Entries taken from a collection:
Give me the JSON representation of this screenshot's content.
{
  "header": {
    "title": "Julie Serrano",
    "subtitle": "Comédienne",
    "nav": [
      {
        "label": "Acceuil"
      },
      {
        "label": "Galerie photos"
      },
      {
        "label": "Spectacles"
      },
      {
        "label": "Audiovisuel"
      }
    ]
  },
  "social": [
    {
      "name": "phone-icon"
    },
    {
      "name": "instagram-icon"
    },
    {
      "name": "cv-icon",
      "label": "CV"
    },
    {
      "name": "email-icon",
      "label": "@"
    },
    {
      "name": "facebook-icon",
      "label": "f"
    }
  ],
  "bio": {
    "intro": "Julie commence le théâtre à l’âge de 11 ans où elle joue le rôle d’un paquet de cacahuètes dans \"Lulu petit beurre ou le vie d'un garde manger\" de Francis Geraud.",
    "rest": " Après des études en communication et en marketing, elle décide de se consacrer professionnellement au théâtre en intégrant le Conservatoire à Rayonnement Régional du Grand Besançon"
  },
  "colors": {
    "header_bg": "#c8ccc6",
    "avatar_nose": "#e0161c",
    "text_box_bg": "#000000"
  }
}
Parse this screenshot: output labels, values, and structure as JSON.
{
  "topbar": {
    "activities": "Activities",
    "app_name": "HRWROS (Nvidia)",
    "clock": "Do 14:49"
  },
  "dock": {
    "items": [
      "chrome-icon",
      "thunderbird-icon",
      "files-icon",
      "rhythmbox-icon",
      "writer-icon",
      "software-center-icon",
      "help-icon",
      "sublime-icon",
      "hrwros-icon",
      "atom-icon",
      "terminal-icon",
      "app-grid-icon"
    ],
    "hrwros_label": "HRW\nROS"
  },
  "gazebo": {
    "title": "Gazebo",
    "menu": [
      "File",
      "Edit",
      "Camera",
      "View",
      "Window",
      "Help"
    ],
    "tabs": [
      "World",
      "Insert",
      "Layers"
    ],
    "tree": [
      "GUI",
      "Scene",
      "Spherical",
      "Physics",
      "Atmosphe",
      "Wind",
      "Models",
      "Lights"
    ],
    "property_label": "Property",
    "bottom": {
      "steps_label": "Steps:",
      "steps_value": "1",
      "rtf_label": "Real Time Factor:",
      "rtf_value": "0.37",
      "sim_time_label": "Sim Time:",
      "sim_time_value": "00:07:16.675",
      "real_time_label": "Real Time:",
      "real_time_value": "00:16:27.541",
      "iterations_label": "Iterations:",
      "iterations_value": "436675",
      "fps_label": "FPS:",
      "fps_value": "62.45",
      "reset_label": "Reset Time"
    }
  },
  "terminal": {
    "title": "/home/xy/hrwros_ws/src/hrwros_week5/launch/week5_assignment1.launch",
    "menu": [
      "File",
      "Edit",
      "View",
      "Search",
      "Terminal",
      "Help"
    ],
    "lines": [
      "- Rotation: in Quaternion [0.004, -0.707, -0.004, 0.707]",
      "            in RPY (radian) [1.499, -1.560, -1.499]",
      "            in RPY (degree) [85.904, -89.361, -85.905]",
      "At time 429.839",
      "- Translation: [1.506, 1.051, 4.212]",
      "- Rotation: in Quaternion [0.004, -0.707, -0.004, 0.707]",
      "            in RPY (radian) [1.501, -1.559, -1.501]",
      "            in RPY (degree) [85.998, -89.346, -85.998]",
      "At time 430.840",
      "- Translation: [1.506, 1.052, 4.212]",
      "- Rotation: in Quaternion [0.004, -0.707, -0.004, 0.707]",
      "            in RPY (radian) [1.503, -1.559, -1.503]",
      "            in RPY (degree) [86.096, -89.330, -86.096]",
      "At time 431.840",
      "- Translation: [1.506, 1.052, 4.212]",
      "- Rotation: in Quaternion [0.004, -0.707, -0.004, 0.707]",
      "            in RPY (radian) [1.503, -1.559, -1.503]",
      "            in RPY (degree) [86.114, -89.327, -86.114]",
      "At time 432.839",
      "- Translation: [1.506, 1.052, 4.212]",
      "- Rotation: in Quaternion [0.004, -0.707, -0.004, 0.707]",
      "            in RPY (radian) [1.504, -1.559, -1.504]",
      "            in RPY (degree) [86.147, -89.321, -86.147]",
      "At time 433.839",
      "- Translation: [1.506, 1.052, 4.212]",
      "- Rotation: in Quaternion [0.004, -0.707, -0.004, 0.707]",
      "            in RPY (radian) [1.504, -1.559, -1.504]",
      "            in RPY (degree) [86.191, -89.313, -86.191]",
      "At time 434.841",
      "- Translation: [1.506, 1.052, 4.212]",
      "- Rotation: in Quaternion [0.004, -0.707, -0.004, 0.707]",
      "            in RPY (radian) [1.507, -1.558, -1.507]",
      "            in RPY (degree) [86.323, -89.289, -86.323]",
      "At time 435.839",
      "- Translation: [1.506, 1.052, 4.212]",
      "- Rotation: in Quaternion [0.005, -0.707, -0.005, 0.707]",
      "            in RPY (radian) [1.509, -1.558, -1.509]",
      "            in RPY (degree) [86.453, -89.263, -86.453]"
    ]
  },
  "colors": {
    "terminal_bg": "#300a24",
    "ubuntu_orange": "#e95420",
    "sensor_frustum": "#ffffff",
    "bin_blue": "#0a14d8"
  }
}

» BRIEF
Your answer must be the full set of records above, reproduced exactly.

» TASK OUTPUT
Give me the JSON representation of this screenshot's content.
{
  "header": {
    "title": "Julie Serrano",
    "subtitle": "Comédienne",
    "nav": [
      {
        "label": "Acceuil"
      },
      {
        "label": "Galerie photos"
      },
      {
        "label": "Spectacles"
      },
      {
        "label": "Audiovisuel"
      }
    ]
  },
  "social": [
    {
      "name": "phone-icon"
    },
    {
      "name": "instagram-icon"
    },
    {
      "name": "cv-icon",
      "label": "CV"
    },
    {
      "name": "email-icon",
      "label": "@"
    },
    {
      "name": "facebook-icon",
      "label": "f"
    }
  ],
  "bio": {
    "intro": "Julie commence le théâtre à l’âge de 11 ans où elle joue le rôle d’un paquet de cacahuètes dans \"Lulu petit beurre ou le vie d'un garde manger\" de Francis Geraud.",
    "rest": " Après des études en communication et en marketing, elle décide de se consacrer professionnellement au théâtre en intégrant le Conservatoire à Rayonnement Régional du Grand Besançon"
  },
  "colors": {
    "header_bg": "#c8ccc6",
    "avatar_nose": "#e0161c",
    "text_box_bg": "#000000"
  }
}
Parse this screenshot: output labels, values, and structure as JSON.
{
  "topbar": {
    "activities": "Activities",
    "app_name": "HRWROS (Nvidia)",
    "clock": "Do 14:49"
  },
  "dock": {
    "items": [
      "chrome-icon",
      "thunderbird-icon",
      "files-icon",
      "rhythmbox-icon",
      "writer-icon",
      "software-center-icon",
      "help-icon",
      "sublime-icon",
      "hrwros-icon",
      "atom-icon",
      "terminal-icon",
      "app-grid-icon"
    ],
    "hrwros_label": "HRW\nROS"
  },
  "gazebo": {
    "title": "Gazebo",
    "menu": [
      "File",
      "Edit",
      "Camera",
      "View",
      "Window",
      "Help"
    ],
    "tabs": [
      "World",
      "Insert",
      "Layers"
    ],
    "tree": [
      "GUI",
      "Scene",
      "Spherical",
      "Physics",
      "Atmosphe",
      "Wind",
      "Models",
      "Lights"
    ],
    "property_label": "Property",
    "bottom": {
      "steps_label": "Steps:",
      "steps_value": "1",
      "rtf_label": "Real Time Factor:",
      "rtf_value": "0.37",
      "sim_time_label": "Sim Time:",
      "sim_time_value": "00:07:16.675",
      "real_time_label": "Real Time:",
      "real_time_value": "00:16:27.541",
      "iterations_label": "Iterations:",
      "iterations_value": "436675",
      "fps_label": "FPS:",
      "fps_value": "62.45",
      "reset_label": "Reset Time"
    }
  },
  "terminal": {
    "title": "/home/xy/hrwros_ws/src/hrwros_week5/launch/week5_assignment1.launch",
    "menu": [
      "File",
      "Edit",
      "View",
      "Search",
      "Terminal",
      "Help"
    ],
    "lines": [
      "- Rotation: in Quaternion [0.004, -0.707, -0.004, 0.707]",
      "            in RPY (radian) [1.499, -1.560, -1.499]",
      "            in RPY (degree) [85.904, -89.361, -85.905]",
      "At time 429.839",
      "- Translation: [1.506, 1.051, 4.212]",
      "- Rotation: in Quaternion [0.004, -0.707, -0.004, 0.707]",
      "            in RPY (radian) [1.501, -1.559, -1.501]",
      "            in RPY (degree) [85.998, -89.346, -85.998]",
      "At time 430.840",
      "- Translation: [1.506, 1.052, 4.212]",
      "- Rotation: in Quaternion [0.004, -0.707, -0.004, 0.707]",
      "            in RPY (radian) [1.503, -1.559, -1.503]",
      "            in RPY (degree) [86.096, -89.330, -86.096]",
      "At time 431.840",
      "- Translation: [1.506, 1.052, 4.212]",
      "- Rotation: in Quaternion [0.004, -0.707, -0.004, 0.707]",
      "            in RPY (radian) [1.503, -1.559, -1.503]",
      "            in RPY (degree) [86.114, -89.327, -86.114]",
      "At time 432.839",
      "- Translation: [1.506, 1.052, 4.212]",
      "- Rotation: in Quaternion [0.004, -0.707, -0.004, 0.707]",
      "            in RPY (radian) [1.504, -1.559, -1.504]",
      "            in RPY (degree) [86.147, -89.321, -86.147]",
      "At time 433.839",
      "- Translation: [1.506, 1.052, 4.212]",
      "- Rotation: in Quaternion [0.004, -0.707, -0.004, 0.707]",
      "            in RPY (radian) [1.504, -1.559, -1.504]",
      "            in RPY (degree) [86.191, -89.313, -86.191]",
      "At time 434.841",
      "- Translation: [1.506, 1.052, 4.212]",
      "- Rotation: in Quaternion [0.004, -0.707, -0.004, 0.707]",
      "            in RPY (radian) [1.507, -1.558, -1.507]",
      "            in RPY (degree) [86.323, -89.289, -86.323]",
      "At time 435.839",
      "- Translation: [1.506, 1.052, 4.212]",
      "- Rotation: in Quaternion [0.005, -0.707, -0.005, 0.707]",
      "            in RPY (radian) [1.509, -1.558, -1.509]",
      "            in RPY (degree) [86.453, -89.263, -86.453]"
    ]
  },
  "colors": {
    "terminal_bg": "#300a24",
    "ubuntu_orange": "#e95420",
    "sensor_frustum": "#ffffff",
    "bin_blue": "#0a14d8"
  }
}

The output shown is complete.